■ **Problem statement**
Where a line below carries the word "this", include it in the count, then give the count alone.

START Records supplied

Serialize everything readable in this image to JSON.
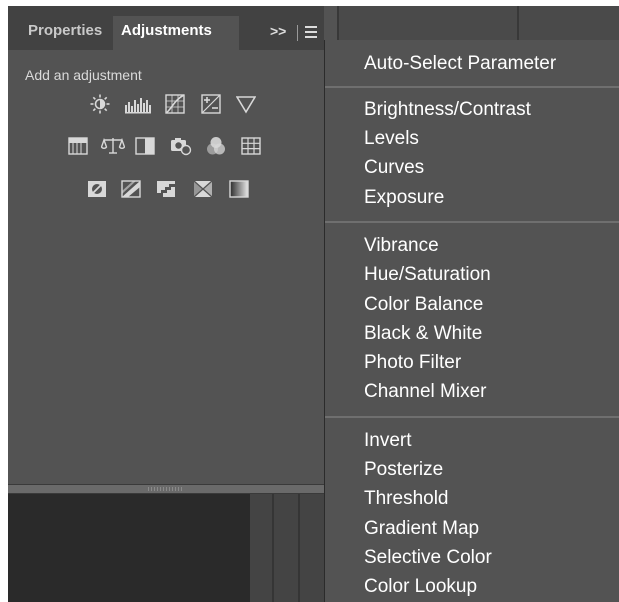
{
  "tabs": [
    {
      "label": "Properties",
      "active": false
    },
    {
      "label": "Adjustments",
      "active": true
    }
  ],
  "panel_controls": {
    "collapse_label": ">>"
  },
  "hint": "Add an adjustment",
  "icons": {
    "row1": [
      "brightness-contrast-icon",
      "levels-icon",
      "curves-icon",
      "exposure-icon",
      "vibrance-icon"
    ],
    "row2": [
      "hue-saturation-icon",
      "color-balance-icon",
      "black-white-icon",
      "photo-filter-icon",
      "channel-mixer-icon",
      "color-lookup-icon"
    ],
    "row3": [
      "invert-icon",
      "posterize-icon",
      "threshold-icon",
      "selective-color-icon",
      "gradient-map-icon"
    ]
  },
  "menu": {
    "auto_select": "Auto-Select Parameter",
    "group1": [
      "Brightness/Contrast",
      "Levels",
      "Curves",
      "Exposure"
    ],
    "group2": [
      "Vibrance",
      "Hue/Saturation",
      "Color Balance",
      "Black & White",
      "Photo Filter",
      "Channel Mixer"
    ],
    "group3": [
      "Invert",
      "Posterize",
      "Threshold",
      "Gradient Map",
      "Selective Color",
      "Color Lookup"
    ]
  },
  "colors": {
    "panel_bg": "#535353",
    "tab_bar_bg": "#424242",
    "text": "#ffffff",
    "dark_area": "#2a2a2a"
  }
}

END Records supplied
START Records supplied

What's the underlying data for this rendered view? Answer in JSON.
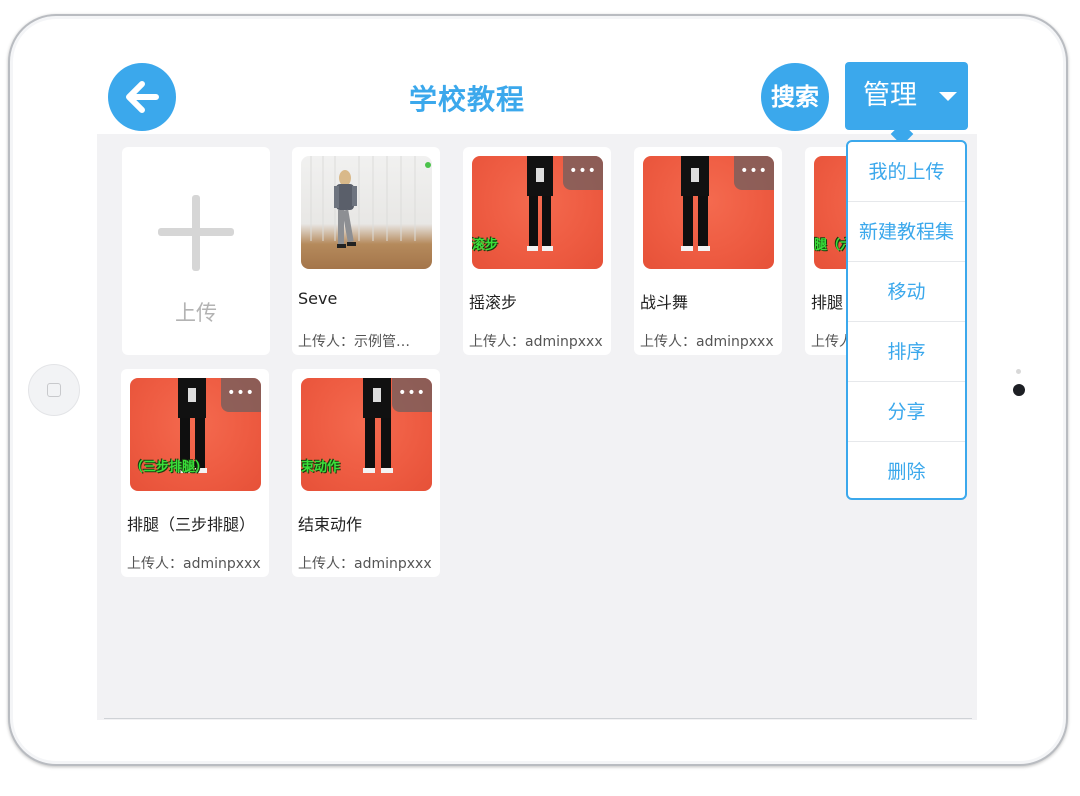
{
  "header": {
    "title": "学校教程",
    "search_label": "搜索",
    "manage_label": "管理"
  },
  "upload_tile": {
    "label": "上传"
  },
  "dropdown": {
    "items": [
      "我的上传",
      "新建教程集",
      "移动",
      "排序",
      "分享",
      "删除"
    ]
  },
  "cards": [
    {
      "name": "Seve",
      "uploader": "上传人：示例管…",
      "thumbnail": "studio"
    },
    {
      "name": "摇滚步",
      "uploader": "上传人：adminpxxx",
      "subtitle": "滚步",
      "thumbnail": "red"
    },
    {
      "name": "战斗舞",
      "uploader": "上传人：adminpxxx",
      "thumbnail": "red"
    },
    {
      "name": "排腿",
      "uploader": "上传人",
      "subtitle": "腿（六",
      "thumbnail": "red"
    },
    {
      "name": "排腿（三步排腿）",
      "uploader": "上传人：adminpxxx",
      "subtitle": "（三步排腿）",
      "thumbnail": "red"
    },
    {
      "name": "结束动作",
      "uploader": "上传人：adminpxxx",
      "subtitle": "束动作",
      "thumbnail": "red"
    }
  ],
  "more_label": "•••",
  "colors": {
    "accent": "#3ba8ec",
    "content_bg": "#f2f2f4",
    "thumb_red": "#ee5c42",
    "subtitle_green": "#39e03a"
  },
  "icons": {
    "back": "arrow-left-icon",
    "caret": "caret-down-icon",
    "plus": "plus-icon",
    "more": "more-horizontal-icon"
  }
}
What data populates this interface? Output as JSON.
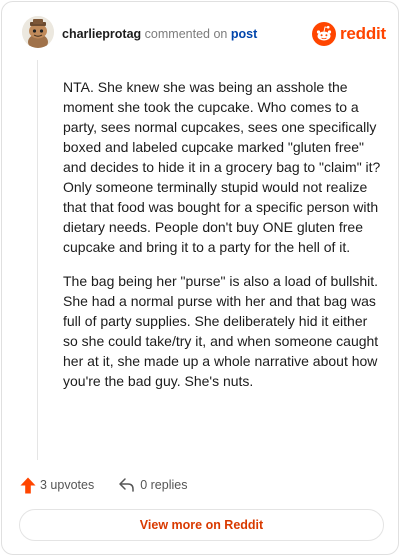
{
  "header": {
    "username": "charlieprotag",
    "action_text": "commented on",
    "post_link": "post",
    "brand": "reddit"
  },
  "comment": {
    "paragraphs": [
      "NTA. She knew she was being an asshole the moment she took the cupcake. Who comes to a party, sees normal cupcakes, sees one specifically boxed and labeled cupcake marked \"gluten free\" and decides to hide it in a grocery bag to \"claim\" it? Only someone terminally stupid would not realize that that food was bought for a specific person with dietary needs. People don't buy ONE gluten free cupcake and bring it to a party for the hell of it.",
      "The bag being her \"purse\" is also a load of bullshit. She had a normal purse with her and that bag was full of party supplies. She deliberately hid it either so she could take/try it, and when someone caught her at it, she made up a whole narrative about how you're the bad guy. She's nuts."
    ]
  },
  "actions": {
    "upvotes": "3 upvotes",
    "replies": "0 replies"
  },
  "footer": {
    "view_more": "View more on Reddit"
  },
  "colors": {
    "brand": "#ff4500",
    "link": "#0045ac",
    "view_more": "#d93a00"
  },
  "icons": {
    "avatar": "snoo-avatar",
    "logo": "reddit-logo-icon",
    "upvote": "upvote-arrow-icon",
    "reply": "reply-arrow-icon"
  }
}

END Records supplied

■ **Written response**
3